A new batch of candidates from the 2019 protest movement were running against the entrenched ruling class blamed for the collapse, hoping to topple them. But the new entrants were divided and lacked the funds, experience and other advantages of traditional politicians.
People began voting shortly after the polls opened under the watchful eye of security forces, which were deployed across the country. Sunday’s elections were the first since the Lebanese debacle began in October 2019, sparking widespread anti-government protests.
It was also the first election since the huge explosion in August 2020 in the port of Beirut, which left more than 200 dead, injured thousands and destroyed parts of the capital. The explosion, largely attributed to negligence, was due to hundreds of tons of improperly stored ammonium nitrate exploding in a port warehouse when a fire broke out at the site.
The vote was seen as a last chance to change course and punish current politicians, most of whom owe their power to Lebanon’s religious political system and the spoils spread after its 15-year civil war in 1990. But expectations that there would be a real change were low, given the widespread skepticism and resignation among the population that the elections would keep the same political parties.

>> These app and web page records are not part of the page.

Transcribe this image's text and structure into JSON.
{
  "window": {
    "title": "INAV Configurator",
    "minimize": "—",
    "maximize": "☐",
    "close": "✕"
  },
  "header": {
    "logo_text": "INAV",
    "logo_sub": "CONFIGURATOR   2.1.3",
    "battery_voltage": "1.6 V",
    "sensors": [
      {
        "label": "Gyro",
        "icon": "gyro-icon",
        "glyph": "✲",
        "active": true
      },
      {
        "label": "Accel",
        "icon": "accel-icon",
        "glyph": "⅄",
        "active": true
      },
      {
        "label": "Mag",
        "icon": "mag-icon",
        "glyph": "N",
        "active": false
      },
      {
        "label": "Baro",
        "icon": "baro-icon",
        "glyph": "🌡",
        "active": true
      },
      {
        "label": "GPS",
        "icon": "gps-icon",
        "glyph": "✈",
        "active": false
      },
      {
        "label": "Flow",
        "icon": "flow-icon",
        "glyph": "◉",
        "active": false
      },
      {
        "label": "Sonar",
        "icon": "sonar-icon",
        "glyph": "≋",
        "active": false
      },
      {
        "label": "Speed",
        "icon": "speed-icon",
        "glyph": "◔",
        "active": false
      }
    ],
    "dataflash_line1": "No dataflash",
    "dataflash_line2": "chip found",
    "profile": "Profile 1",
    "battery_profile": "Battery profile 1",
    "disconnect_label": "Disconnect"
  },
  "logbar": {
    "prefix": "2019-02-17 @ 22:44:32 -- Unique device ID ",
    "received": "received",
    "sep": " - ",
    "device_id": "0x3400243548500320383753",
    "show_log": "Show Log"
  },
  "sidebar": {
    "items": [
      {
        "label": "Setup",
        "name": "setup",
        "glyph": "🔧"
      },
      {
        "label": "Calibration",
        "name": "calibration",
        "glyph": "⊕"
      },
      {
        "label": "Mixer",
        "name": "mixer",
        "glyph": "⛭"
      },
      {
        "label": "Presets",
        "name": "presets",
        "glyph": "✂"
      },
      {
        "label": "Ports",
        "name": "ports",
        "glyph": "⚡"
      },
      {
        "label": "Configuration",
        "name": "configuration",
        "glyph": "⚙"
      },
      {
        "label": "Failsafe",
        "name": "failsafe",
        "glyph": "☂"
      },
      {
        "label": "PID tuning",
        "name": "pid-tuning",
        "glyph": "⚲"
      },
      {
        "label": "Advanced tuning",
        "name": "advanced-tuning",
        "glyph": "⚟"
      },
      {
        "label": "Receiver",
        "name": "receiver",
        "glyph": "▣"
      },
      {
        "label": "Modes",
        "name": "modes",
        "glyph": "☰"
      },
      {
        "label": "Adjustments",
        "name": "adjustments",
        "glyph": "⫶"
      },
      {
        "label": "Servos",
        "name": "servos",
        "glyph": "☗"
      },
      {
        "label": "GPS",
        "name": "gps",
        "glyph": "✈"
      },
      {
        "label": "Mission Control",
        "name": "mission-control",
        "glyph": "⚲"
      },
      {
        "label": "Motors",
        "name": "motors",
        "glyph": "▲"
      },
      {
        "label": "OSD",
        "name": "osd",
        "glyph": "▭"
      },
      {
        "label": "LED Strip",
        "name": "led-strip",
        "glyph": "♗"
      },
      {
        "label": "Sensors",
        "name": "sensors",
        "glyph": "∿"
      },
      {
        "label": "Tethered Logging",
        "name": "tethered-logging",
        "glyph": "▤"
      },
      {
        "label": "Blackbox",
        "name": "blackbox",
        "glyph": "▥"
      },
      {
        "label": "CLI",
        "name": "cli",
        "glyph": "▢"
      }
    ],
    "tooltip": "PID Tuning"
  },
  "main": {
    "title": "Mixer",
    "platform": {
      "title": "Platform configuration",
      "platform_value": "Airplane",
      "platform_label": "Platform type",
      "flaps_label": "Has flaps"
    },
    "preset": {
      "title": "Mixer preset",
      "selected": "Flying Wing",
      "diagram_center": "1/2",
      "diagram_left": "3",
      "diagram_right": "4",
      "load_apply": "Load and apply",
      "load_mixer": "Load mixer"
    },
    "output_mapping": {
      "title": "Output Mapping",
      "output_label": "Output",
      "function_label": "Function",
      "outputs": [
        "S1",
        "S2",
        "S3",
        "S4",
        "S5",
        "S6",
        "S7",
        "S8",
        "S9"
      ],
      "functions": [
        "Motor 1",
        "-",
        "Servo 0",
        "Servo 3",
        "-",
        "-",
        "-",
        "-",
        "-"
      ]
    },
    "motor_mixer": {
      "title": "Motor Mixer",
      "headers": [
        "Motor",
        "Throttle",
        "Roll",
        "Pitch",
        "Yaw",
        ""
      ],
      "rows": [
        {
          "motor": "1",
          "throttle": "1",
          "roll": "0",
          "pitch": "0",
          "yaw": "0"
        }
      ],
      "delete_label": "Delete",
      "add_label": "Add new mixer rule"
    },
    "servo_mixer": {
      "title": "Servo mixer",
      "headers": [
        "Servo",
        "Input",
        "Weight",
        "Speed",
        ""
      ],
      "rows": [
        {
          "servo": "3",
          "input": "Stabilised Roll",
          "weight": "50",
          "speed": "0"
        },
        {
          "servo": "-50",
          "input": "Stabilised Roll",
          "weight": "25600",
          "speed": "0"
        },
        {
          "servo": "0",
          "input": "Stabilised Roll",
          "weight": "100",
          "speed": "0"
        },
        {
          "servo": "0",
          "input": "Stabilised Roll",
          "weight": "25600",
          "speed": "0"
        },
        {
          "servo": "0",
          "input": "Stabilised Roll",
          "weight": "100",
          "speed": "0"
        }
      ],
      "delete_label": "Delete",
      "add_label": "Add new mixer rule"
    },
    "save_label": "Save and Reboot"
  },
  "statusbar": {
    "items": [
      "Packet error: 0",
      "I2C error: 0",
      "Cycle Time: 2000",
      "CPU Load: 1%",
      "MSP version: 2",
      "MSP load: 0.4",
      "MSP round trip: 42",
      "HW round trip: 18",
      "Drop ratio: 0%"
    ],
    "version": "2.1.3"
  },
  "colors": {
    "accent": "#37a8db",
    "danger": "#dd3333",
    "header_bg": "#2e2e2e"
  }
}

Lebanon’s parliament and government are split down the middle between Muslims and Christians, according to the constitution drawn up shortly after the civil war.
The traditional parties and politicians arrived in force on election day, while the opponents and civil society activists who aspired to overthrow them were divided. Lebanese parties have long benefited from a system that encourages voters to choose their ballots in exchange for individual favors and benefits.
Western-backed traditional parties hoped to strip Hezbollah of its parliamentary majority, while independents aspired to carve out a niche for themselves among mainstream candidates.
Since the country’s collapse began, tens of thousands of people have lost their jobs, the Lebanese pound has lost more than 90% of its value, and many have fled the country seeking opportunities abroad. Three-quarters of its six million people, including one million Syrian refugees, now live in poverty.